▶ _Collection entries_

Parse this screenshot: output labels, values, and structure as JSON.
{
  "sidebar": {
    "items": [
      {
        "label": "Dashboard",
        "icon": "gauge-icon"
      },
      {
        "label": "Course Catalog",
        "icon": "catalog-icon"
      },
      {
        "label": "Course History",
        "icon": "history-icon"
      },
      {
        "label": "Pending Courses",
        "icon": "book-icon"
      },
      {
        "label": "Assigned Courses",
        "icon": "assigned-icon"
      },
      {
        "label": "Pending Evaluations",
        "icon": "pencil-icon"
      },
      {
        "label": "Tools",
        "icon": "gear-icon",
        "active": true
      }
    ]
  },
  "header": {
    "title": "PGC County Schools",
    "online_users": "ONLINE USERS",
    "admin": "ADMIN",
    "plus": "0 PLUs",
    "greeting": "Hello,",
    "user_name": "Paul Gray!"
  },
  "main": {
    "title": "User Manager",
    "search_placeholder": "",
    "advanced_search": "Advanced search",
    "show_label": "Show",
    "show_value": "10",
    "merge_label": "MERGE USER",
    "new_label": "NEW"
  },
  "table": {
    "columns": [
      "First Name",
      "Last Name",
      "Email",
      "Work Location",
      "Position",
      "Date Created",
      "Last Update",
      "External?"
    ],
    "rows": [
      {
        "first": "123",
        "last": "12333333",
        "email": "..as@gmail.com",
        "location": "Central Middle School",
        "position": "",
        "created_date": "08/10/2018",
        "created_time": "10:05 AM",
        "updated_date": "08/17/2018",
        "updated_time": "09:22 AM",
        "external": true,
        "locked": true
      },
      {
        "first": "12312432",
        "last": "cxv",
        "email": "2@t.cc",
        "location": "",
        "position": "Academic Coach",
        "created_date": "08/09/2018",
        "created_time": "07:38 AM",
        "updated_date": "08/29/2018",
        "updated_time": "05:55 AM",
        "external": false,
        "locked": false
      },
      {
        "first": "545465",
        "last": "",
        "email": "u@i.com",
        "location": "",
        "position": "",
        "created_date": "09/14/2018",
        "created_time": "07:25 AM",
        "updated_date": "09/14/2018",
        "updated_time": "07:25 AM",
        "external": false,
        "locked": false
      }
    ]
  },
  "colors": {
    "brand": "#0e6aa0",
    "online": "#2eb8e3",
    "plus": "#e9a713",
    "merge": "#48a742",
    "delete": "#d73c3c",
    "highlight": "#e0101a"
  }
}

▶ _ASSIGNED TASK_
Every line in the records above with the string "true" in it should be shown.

▶ _EXERCISE ANSWER_
        "active": true
        "external": true,
        "locked": true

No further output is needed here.